Funny - yesterday I posted a blog about getting contact information from open house visitors that ended with a "stay tuned for the next episode" teaser... and got slammed with "I'm doing an open house this weekend, please tell me what to do" notes.
Okay, okay, okay. I hope I didn't overpromise in the blog - I don't have any secret phrase or magic sign-in sheet that will ensure names, numbers and email addresses* from your visitors, but I'll give it a shot.
The question I left you with was "How can you INSPIRE open house visitors to WANT to give you their contact information?" Not how to manipulate it out of them, but rather get them to offer it to you because they want you to have it?
The answer is awfully simple.
You DO (or should) have something a bona-fide buyer wanna-be wants. Not market reports or newsletters or lovely gift baskets, but KNOWLEDGE.
You know more about the real estate market and the houses in it than they do. You know the current inventory. You know which houses are priced right and which ones, well, aren't. You know that homes built by THIS builder cost more than ones by THAT builder, and why (and whether they're worth the extra). If the neighborhood of your open house is out of the buyer wanna-be's price range, you know of alternative neighborhoods that might work for him. If your open house is On The Lake (and priced accordingly), you know how much of a break a buyer wanna-be can get to be Not On The Lake, But Close. If a buyer wanna-be really wants a big yard, you know where he can find that while staying close enough to town to suit him.
When I say that you know all these things, I don't mean that you have a handy-dandy printout next to your personal brochure and sign-in sheet describing other houses for sale. Nor do I mean that you've memorized your MLS and can spout off DOM's and PSF's and List-to-Sold Ratios with abandon.
I mean that you have a conversational familiarity with your local real estate market. And you're more than willing to share your knowledge and expertise with anyone who is interested.
Which leads me to the next point. Not everyone who comes to an open house is a good prospect for you. In fact, most probably aren't, for reasons you're already aware of. Just let ‘em go. Don't be rude, of course, but don't fret about getting their digits or demonstrating your expertise to them. Just let them wander thru, politely and pleasantly answer their questions, and relax. You may leave your open house with only one or two folks to follow-up with and that's okay. It's perfectly fine to cherry-pick your future clients, selecting only those with whom you have a natural rapport, who seem to be open to hearing from you again.

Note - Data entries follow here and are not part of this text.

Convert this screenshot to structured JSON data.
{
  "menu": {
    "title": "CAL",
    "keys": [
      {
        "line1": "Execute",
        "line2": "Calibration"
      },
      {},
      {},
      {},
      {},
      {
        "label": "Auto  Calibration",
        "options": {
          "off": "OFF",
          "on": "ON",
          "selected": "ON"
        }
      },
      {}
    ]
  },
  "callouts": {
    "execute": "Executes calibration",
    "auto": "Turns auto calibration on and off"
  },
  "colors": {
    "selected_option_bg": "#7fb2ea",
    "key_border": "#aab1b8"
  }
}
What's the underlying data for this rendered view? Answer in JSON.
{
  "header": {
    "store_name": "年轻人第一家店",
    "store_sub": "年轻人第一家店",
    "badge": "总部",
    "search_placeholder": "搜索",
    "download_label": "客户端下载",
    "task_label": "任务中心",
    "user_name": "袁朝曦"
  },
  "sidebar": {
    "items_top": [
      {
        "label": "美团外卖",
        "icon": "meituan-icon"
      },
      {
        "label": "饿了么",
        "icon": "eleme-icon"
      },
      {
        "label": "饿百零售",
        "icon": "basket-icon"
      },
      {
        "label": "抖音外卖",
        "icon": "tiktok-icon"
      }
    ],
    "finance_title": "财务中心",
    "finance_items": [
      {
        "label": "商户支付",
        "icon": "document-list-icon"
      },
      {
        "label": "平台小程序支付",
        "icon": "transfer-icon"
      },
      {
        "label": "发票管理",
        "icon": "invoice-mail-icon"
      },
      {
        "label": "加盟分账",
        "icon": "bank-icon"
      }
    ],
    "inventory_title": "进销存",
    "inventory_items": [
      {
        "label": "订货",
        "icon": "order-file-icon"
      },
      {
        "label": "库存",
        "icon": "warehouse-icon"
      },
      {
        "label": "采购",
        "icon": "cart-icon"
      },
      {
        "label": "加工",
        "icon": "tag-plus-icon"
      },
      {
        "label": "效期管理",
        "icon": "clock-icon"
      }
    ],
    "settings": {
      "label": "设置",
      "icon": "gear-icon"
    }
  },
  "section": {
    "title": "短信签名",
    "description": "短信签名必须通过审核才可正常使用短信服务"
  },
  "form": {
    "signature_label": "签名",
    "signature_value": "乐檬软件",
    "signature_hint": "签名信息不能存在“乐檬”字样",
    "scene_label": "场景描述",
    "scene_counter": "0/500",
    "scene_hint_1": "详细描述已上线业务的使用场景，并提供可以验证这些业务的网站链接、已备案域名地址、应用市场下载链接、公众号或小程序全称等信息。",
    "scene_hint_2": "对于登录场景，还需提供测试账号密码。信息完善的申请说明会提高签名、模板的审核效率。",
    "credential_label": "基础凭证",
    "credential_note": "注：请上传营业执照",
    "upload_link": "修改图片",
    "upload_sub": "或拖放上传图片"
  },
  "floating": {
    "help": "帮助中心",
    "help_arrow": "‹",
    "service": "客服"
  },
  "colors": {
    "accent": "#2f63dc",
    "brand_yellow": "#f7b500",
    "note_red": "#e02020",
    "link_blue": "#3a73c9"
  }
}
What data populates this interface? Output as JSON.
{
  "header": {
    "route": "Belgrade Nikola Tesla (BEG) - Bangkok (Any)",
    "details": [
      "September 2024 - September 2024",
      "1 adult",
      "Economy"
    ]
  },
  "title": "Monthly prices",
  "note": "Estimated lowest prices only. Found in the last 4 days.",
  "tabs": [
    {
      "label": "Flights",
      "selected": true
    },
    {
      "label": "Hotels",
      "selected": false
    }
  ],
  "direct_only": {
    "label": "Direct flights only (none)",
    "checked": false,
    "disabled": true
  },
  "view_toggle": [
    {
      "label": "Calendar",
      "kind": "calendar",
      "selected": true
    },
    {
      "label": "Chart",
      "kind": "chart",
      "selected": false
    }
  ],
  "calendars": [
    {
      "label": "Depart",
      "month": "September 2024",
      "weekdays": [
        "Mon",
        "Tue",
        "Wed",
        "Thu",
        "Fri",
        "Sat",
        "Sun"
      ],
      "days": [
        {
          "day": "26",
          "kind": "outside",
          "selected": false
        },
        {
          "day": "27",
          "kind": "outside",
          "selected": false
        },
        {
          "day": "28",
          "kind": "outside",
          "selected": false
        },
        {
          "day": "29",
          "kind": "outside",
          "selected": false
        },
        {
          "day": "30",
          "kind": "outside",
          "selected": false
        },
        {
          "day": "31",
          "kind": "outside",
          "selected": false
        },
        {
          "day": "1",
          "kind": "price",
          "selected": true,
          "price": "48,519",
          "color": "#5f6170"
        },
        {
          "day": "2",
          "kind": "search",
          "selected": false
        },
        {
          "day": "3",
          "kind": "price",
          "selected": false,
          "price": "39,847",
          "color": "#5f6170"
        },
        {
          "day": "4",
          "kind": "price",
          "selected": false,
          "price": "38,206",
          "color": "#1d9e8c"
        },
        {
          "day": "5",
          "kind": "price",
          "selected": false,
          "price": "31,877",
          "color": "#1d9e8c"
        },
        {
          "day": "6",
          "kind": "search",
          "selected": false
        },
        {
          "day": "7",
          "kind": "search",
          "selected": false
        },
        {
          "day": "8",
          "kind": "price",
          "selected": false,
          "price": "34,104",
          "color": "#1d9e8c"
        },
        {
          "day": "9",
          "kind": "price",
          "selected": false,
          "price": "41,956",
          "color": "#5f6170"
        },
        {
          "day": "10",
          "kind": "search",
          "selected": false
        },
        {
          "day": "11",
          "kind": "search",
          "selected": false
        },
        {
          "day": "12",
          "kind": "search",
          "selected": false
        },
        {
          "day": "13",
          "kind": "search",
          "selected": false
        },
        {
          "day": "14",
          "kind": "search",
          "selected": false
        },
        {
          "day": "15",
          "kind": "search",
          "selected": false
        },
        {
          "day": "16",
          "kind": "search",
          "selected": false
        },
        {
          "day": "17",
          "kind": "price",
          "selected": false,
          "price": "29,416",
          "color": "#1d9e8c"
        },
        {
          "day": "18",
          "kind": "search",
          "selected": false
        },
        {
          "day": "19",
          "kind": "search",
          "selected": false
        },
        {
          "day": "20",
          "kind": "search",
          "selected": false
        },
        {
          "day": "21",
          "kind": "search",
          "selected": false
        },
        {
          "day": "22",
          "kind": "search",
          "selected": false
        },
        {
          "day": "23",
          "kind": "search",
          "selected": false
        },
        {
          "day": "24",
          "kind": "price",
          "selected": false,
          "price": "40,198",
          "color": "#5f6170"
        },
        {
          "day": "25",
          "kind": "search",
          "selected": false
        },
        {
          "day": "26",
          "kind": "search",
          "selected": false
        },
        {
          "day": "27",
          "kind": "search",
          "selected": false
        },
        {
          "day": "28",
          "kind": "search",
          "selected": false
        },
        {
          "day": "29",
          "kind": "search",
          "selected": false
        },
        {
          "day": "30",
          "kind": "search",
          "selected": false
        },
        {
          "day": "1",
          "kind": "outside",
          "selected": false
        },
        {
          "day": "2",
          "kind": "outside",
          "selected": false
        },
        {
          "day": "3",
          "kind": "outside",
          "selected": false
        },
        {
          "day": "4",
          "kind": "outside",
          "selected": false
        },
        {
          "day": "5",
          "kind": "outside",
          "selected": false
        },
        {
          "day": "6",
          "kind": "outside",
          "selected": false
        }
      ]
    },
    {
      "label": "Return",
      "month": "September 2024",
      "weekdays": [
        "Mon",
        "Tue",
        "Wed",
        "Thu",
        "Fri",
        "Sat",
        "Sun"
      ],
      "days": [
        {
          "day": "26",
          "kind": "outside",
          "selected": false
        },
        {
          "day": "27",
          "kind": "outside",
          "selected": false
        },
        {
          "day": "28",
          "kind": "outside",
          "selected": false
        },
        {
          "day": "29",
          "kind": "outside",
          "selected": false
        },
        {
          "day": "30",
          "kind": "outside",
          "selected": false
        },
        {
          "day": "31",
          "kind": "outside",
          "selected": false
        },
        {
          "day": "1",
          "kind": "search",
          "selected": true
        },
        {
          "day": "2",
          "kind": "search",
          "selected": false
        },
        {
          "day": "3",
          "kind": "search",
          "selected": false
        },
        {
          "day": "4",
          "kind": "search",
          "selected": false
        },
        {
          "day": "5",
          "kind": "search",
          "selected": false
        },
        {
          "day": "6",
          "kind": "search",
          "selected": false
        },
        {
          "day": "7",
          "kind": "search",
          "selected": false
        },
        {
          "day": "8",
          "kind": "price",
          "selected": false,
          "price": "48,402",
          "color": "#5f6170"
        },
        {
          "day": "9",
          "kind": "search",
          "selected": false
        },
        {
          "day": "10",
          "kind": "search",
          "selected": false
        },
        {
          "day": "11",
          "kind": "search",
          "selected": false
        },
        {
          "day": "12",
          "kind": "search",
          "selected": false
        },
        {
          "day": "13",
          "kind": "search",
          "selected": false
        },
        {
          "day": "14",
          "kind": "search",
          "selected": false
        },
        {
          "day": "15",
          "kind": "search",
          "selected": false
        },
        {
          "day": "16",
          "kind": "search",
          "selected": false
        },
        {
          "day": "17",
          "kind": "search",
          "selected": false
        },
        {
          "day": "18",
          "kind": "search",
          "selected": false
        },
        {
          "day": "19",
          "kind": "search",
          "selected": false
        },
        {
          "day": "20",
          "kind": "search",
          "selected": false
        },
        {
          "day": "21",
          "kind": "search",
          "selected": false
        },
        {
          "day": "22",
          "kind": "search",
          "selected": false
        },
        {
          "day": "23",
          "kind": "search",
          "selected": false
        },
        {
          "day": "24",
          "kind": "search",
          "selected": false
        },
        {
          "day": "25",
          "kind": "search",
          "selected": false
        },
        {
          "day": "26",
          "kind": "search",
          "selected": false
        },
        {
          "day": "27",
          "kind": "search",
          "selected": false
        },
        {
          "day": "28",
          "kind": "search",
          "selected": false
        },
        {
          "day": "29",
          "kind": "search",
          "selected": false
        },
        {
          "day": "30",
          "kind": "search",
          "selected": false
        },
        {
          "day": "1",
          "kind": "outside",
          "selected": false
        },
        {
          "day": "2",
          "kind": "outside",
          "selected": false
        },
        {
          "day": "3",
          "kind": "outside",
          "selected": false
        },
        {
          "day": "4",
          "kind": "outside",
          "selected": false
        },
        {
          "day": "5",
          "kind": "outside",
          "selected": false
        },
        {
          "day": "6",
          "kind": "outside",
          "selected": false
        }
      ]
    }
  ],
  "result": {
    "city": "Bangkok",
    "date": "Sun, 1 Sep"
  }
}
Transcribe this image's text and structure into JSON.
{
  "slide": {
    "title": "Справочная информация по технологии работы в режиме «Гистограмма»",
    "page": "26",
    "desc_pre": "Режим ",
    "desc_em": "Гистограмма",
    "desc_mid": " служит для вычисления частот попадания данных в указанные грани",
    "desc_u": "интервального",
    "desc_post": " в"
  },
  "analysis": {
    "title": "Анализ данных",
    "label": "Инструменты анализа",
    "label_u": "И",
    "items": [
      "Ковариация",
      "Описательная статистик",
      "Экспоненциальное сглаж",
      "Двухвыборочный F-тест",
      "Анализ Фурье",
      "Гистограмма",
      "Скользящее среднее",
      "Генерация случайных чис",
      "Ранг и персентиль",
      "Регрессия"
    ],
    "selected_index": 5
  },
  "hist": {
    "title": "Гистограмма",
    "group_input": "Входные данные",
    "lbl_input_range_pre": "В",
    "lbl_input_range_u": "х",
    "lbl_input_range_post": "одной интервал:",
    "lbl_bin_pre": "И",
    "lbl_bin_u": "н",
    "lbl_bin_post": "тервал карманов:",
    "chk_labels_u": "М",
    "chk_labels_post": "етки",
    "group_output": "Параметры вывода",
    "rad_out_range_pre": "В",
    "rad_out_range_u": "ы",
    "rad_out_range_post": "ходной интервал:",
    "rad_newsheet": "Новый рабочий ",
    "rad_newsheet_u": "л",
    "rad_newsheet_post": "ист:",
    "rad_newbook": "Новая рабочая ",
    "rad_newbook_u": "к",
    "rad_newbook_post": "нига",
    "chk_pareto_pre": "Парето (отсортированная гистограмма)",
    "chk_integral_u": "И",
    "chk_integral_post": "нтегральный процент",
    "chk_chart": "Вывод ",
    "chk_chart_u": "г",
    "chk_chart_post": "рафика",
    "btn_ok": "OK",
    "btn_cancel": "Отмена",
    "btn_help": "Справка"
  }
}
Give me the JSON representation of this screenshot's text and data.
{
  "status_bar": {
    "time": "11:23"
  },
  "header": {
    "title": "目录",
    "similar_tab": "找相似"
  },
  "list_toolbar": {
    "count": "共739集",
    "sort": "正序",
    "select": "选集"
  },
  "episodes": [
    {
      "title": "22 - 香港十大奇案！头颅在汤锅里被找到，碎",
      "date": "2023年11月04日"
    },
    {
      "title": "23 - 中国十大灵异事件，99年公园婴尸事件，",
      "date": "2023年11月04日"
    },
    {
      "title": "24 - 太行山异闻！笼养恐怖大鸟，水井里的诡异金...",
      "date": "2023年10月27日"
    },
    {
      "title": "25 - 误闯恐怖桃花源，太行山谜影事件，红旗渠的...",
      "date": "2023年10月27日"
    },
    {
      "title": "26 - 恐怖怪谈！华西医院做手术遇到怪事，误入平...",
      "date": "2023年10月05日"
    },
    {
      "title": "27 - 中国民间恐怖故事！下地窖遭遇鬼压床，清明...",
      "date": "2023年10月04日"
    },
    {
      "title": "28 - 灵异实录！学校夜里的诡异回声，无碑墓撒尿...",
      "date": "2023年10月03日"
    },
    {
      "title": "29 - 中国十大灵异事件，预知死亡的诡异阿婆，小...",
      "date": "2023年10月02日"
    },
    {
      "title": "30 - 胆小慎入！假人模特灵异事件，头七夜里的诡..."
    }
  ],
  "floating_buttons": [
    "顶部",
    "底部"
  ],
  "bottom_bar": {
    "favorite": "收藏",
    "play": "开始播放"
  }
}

Here's the thing. For me (and many of y'all), trying to create rapport with every warm body who walks in the door is exhausting. And discouraging. I'm just not all that charming, and frankly, not everyone wants to be chatted with even if I were. In fact, most probably don't. By the end of the open house, if I've tried to build rapport with everyone who came in, I'm an emotional mess, especially since many of them have probably rejected my advances (I don't handle rejection well). But if I save my emotional energy for those with whom I "click," I CAN be awfully darn charming!
So, what's the punch line?
1. Be conversationally familiar with the neighborhood, amenities and alternatives to the neighborhood of the house you're holding open and be willing to freely share your knowledge with visitors, and
2. Save your emotional energy for the visitors with whom you feel a natural rapport. Be pleasant and polite to everyone else, but don't stress yourself out trying to get contact information from them.
If you've done a good job preparing for your open house and you choose your targets wisely, you'll be pleasantly surprised to find that many visitors will initiate further contact with you. Either they'll offer up their contact information voluntarily or they'll ask for yours.
If this isn't happening, it's not because you aren't aggressive enough, clever enough or sly enough to coerce those names and numbers from your visitors. So if you want to beat yourself up over the "effectiveness" of your open houses, don't go there. Focus instead on how you can better demonstrate to your visitors that you are the guy or gal they're looking for.
*None of this should be construed to contradict my opinion that open houses are held primarily for the SELLER's benefit, not the agent's. The owner of the home you're holding open expects you to be first and foremost trying to sell his home, not hungrily prospecting for leads for yourself. To read a practical implication of this philosophy, refer to Susan Haughton's comment on the previous blog